Instructions for the task: Faithfully repeat each entry below, minus the pictures.

[Web page and app entries]
........

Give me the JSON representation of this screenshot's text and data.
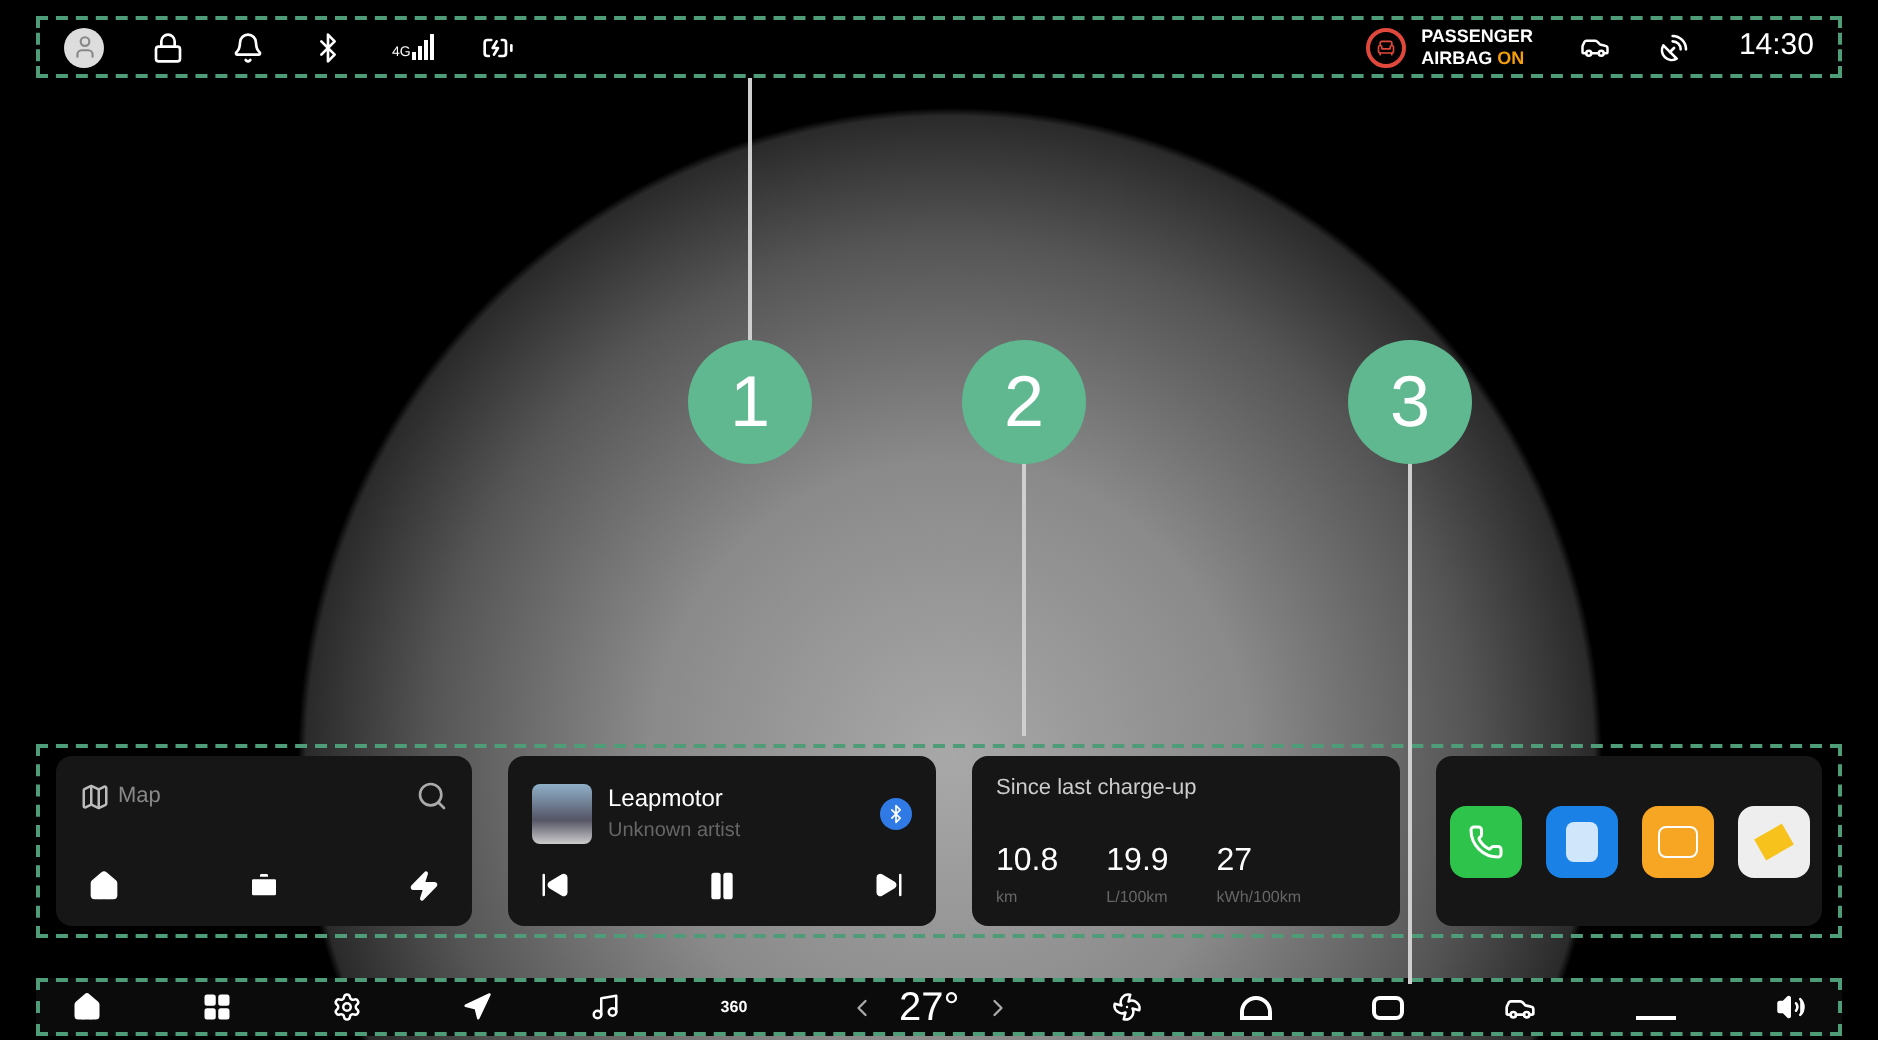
{
  "status_bar": {
    "network": "4G",
    "airbag": {
      "line1": "PASSENGER",
      "line2": "AIRBAG",
      "state": "ON"
    },
    "time": "14:30"
  },
  "callouts": [
    "1",
    "2",
    "3"
  ],
  "map_card": {
    "title": "Map"
  },
  "media_card": {
    "title": "Leapmotor",
    "artist": "Unknown artist",
    "playing": true
  },
  "trip_card": {
    "title": "Since last charge-up",
    "stats": [
      {
        "value": "10.8",
        "unit": "km"
      },
      {
        "value": "19.9",
        "unit": "L/100km"
      },
      {
        "value": "27",
        "unit": "kWh/100km"
      }
    ]
  },
  "dock": {
    "camera_label": "360",
    "temperature": "27°"
  }
}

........

Written reply:
Give me the JSON representation of this screenshot's text and data.
{
  "status_bar": {
    "network": "4G",
    "airbag": {
      "line1": "PASSENGER",
      "line2": "AIRBAG",
      "state": "ON"
    },
    "time": "14:30"
  },
  "callouts": [
    "1",
    "2",
    "3"
  ],
  "map_card": {
    "title": "Map"
  },
  "media_card": {
    "title": "Leapmotor",
    "artist": "Unknown artist",
    "playing": true
  },
  "trip_card": {
    "title": "Since last charge-up",
    "stats": [
      {
        "value": "10.8",
        "unit": "km"
      },
      {
        "value": "19.9",
        "unit": "L/100km"
      },
      {
        "value": "27",
        "unit": "kWh/100km"
      }
    ]
  },
  "dock": {
    "camera_label": "360",
    "temperature": "27°"
  }
}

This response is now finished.